Turns out that I messed something installing dotfiles, which is the only thing I can think of at the moment that would cause this. What happened was the Mac I’m using didn’t notice that I had ruby and rvm installed in my home folder, so it started using the version of ruby installed in Homebrew. That meant something had altered my .bash_profile so I decided to check it out.

I checked my bash_profile, which originally that’s where the link for rvm was installed.

The three locations are either ~.bashrc, ~.bash_profile, or ~.profile, either of these three would need to be checked.

[[ -s "$HOME/.rvm/scripts/rvm" ]] && source "$HOME/.rvm/scripts/rvm"

This appeared to solve my issue and I was able to get back to using ruby.

Update: I was having another issue where rvm kept using the system installed ruby version. I set the new version 2.1.1 to be default, which seems to have resolved my issue. It was pretty annoying.

I tried setting it again using this command:

rvm get stable --auto-dotfiles

It temporarily works, closing the terminal appears to reset it back to the original issue. So I tried setting a default with RVM using:

rvm use 2.1.1 default

This solved my issue, and instead of using the local copy, it uses the .rvm version. However here is what’s shown if I echo $PATH:


As you can see dotfiles still shows up in from which actually made me realize, I was using .path as an older alternative to try and get dotfiles to work, so I ended up removing that piece which solved my $PATH issue.

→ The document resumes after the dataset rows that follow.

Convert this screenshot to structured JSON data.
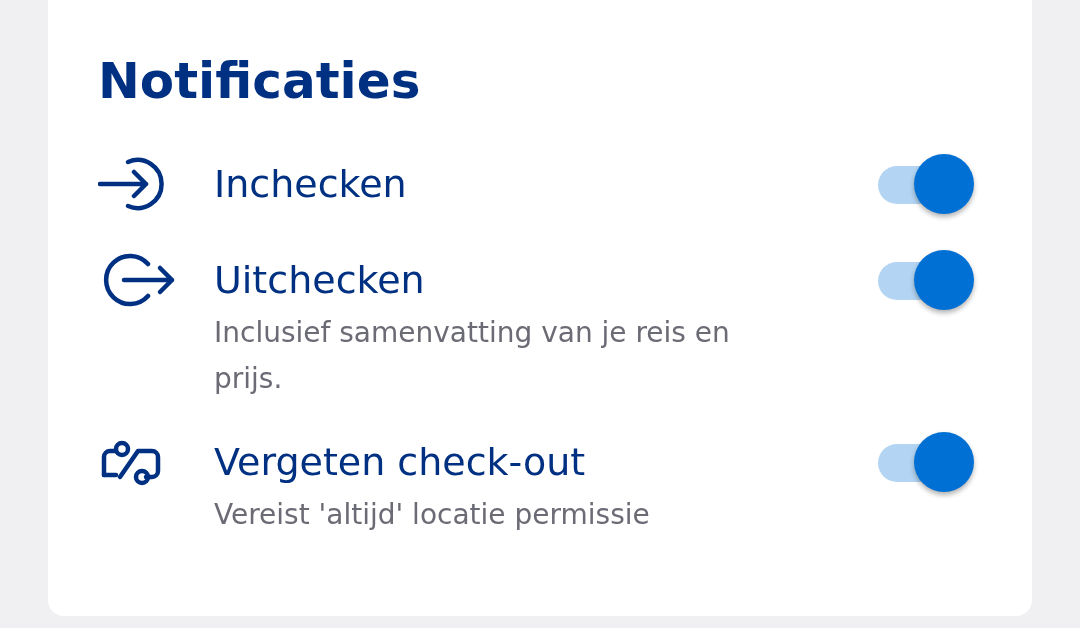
{
  "title": "Notificaties",
  "items": [
    {
      "kind": "checkin",
      "label": "Inchecken",
      "on": true
    },
    {
      "kind": "checkout",
      "label": "Uitchecken",
      "description": "Inclusief samenvatting van je reis en prijs.",
      "on": true
    },
    {
      "kind": "route",
      "label": "Vergeten check-out",
      "description": "Vereist 'altijd' locatie permissie",
      "on": true
    }
  ]
}
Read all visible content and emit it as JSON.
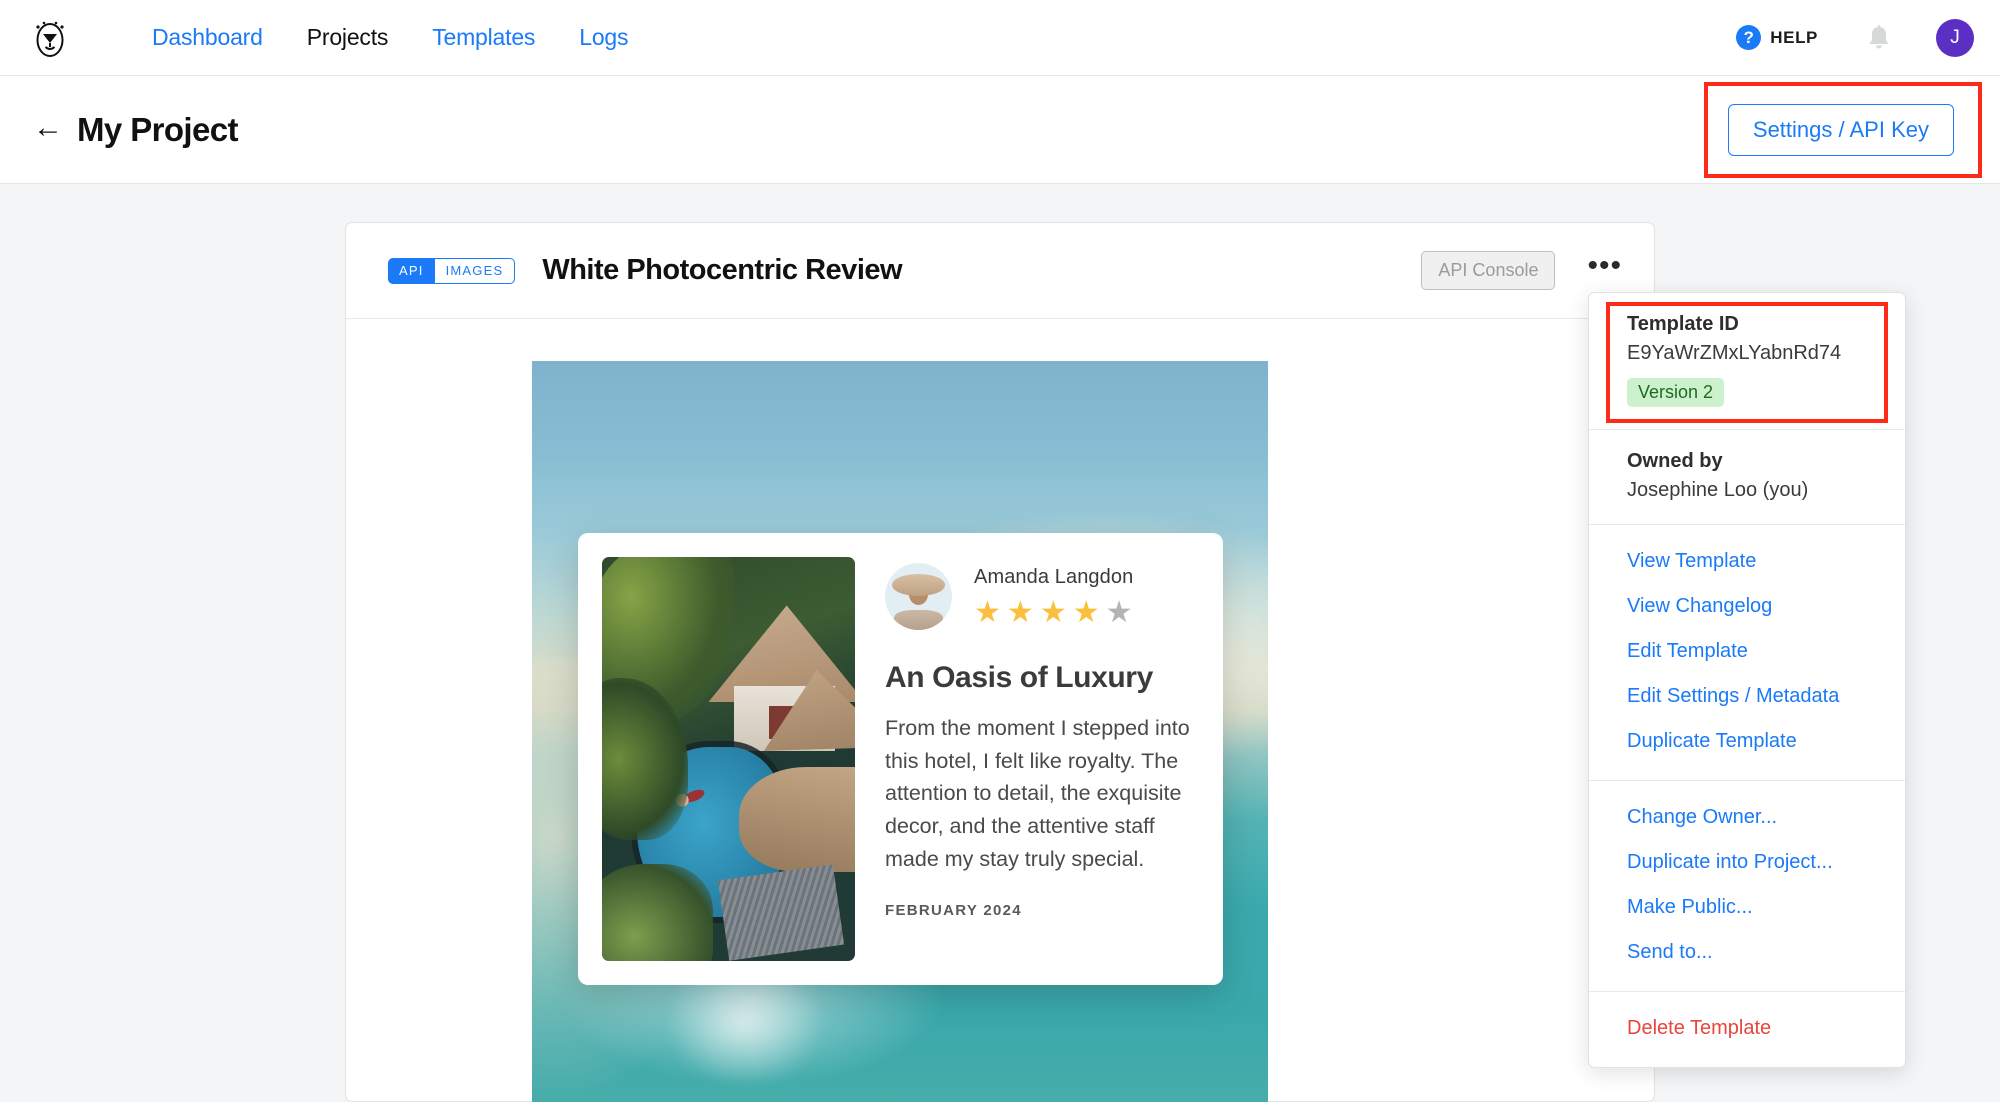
{
  "nav": {
    "logo_icon": "egg-mascot-logo",
    "links": [
      {
        "label": "Dashboard",
        "active": false
      },
      {
        "label": "Projects",
        "active": true
      },
      {
        "label": "Templates",
        "active": false
      },
      {
        "label": "Logs",
        "active": false
      }
    ],
    "help_label": "HELP",
    "help_icon": "question-mark-circle-icon",
    "bell_icon": "notification-bell-icon",
    "avatar_initial": "J"
  },
  "project_header": {
    "back_arrow": "←",
    "title": "My Project",
    "settings_button": "Settings / API Key"
  },
  "card": {
    "badge_api": "API",
    "badge_images": "IMAGES",
    "title": "White Photocentric Review",
    "api_console_label": "API Console",
    "more_icon": "•••"
  },
  "review": {
    "reviewer_name": "Amanda Langdon",
    "rating": 4,
    "rating_max": 5,
    "title": "An Oasis of Luxury",
    "body": "From the moment I stepped into this hotel, I felt like royalty. The attention to detail, the exquisite decor, and the attentive staff made my stay truly special.",
    "date": "FEBRUARY 2024"
  },
  "menu": {
    "template_id_label": "Template ID",
    "template_id_value": "E9YaWrZMxLYabnRd74",
    "version_badge": "Version 2",
    "owned_by_label": "Owned by",
    "owned_by_value": "Josephine Loo (you)",
    "items_group_1": [
      "View Template",
      "View Changelog",
      "Edit Template",
      "Edit Settings / Metadata",
      "Duplicate Template"
    ],
    "items_group_2": [
      "Change Owner...",
      "Duplicate into Project...",
      "Make Public...",
      "Send to..."
    ],
    "delete_label": "Delete Template"
  },
  "colors": {
    "accent_blue": "#1a7af8",
    "danger_red": "#e8453c",
    "annotation_red": "#ff2b19",
    "avatar_purple": "#5b2ec4",
    "version_green_bg": "#cdf0cd",
    "version_green_text": "#1d6c1d",
    "star_gold": "#fbbf3e",
    "star_gray": "#b4b4b4",
    "page_bg": "#f4f5f6"
  }
}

Echoing $PATH now shows the proper order:


How to Remove MySQL Installation on Mac

Note: Original article from 2012, I don’t use MAMP anymore, I use a vagrant/local mysql installation via homebrew.

I don’t know if this is important anymore, the original article I linked to is broken, but here’s the original commands:

sudo rm /usr/local/share/mysql
sudo rm -rf /usr/local/share/mysql*
sudo rm -rf /Library/StartupItems/MySQLCOM
sudo rm -rf /Library/PreferencePanes/My*
edit /etc/hostconfig and remove the line MYSQLCOM=-YES-
sudo rm -rf /Library/Receipts/mysql*
sudo rm -rf /Library/Receipts/MySQL*
sudo rm -rf /var/db/receipts/com.mysql.*

This is for when MAMP is used for your web server purposes. It might work for overall mysql installations(mysql is under the share folder after all), but it’s been a while since I’ve used MAMP. I’m going to make it a point to actually update my articles in the future.

Tip: Use this command to find everything related to mysql.

sudo find / | grep -i mysql